Input material
☆ ☆ ☆ ☆ ☆ ☆ ☆
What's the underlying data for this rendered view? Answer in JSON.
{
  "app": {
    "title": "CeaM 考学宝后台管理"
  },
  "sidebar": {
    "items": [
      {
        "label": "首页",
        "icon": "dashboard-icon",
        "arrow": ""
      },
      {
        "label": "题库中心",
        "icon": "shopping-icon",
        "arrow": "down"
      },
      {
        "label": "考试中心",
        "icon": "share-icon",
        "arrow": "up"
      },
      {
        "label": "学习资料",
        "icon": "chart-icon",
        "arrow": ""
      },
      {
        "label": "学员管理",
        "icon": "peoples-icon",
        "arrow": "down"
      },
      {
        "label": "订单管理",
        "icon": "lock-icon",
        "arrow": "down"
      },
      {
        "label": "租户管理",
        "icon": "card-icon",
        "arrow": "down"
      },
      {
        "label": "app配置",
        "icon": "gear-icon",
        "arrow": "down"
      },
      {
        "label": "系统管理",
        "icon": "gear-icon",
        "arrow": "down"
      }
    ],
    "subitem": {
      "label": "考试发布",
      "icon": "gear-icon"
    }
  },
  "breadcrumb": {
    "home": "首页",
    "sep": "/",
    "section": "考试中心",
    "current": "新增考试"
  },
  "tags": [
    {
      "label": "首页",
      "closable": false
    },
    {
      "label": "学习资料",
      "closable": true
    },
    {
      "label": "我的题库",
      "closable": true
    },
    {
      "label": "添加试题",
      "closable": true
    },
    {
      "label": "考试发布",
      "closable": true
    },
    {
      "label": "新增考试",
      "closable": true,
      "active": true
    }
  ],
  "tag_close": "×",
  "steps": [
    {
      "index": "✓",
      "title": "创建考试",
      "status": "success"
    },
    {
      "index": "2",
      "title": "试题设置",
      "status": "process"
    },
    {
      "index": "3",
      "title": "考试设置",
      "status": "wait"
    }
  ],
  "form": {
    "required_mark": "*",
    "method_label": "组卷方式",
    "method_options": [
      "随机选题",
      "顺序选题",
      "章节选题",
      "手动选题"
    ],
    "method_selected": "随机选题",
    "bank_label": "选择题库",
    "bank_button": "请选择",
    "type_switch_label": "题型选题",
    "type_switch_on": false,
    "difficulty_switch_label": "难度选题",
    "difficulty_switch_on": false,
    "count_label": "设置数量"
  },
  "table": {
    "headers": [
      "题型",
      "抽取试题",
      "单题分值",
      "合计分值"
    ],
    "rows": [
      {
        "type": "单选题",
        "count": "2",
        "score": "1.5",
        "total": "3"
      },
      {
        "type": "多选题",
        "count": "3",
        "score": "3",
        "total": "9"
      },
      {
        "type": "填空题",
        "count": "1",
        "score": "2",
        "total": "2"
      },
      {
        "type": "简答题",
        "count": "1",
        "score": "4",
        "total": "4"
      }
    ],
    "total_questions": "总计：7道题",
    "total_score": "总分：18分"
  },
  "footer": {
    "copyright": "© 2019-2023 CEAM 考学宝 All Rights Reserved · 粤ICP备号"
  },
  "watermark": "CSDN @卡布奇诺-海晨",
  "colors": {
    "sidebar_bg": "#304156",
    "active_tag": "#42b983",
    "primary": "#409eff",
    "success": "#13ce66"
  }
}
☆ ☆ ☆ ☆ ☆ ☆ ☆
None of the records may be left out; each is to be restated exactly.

What's the underlying data for this rendered view? Answer in JSON.
{
  "app": {
    "title": "CeaM 考学宝后台管理"
  },
  "sidebar": {
    "items": [
      {
        "label": "首页",
        "icon": "dashboard-icon",
        "arrow": ""
      },
      {
        "label": "题库中心",
        "icon": "shopping-icon",
        "arrow": "down"
      },
      {
        "label": "考试中心",
        "icon": "share-icon",
        "arrow": "up"
      },
      {
        "label": "学习资料",
        "icon": "chart-icon",
        "arrow": ""
      },
      {
        "label": "学员管理",
        "icon": "peoples-icon",
        "arrow": "down"
      },
      {
        "label": "订单管理",
        "icon": "lock-icon",
        "arrow": "down"
      },
      {
        "label": "租户管理",
        "icon": "card-icon",
        "arrow": "down"
      },
      {
        "label": "app配置",
        "icon": "gear-icon",
        "arrow": "down"
      },
      {
        "label": "系统管理",
        "icon": "gear-icon",
        "arrow": "down"
      }
    ],
    "subitem": {
      "label": "考试发布",
      "icon": "gear-icon"
    }
  },
  "breadcrumb": {
    "home": "首页",
    "sep": "/",
    "section": "考试中心",
    "current": "新增考试"
  },
  "tags": [
    {
      "label": "首页",
      "closable": false
    },
    {
      "label": "学习资料",
      "closable": true
    },
    {
      "label": "我的题库",
      "closable": true
    },
    {
      "label": "添加试题",
      "closable": true
    },
    {
      "label": "考试发布",
      "closable": true
    },
    {
      "label": "新增考试",
      "closable": true,
      "active": true
    }
  ],
  "tag_close": "×",
  "steps": [
    {
      "index": "✓",
      "title": "创建考试",
      "status": "success"
    },
    {
      "index": "2",
      "title": "试题设置",
      "status": "process"
    },
    {
      "index": "3",
      "title": "考试设置",
      "status": "wait"
    }
  ],
  "form": {
    "required_mark": "*",
    "method_label": "组卷方式",
    "method_options": [
      "随机选题",
      "顺序选题",
      "章节选题",
      "手动选题"
    ],
    "method_selected": "随机选题",
    "bank_label": "选择题库",
    "bank_button": "请选择",
    "type_switch_label": "题型选题",
    "type_switch_on": false,
    "difficulty_switch_label": "难度选题",
    "difficulty_switch_on": false,
    "count_label": "设置数量"
  },
  "table": {
    "headers": [
      "题型",
      "抽取试题",
      "单题分值",
      "合计分值"
    ],
    "rows": [
      {
        "type": "单选题",
        "count": "2",
        "score": "1.5",
        "total": "3"
      },
      {
        "type": "多选题",
        "count": "3",
        "score": "3",
        "total": "9"
      },
      {
        "type": "填空题",
        "count": "1",
        "score": "2",
        "total": "2"
      },
      {
        "type": "简答题",
        "count": "1",
        "score": "4",
        "total": "4"
      }
    ],
    "total_questions": "总计：7道题",
    "total_score": "总分：18分"
  },
  "footer": {
    "copyright": "© 2019-2023 CEAM 考学宝 All Rights Reserved · 粤ICP备号"
  },
  "watermark": "CSDN @卡布奇诺-海晨",
  "colors": {
    "sidebar_bg": "#304156",
    "active_tag": "#42b983",
    "primary": "#409eff",
    "success": "#13ce66"
  }
}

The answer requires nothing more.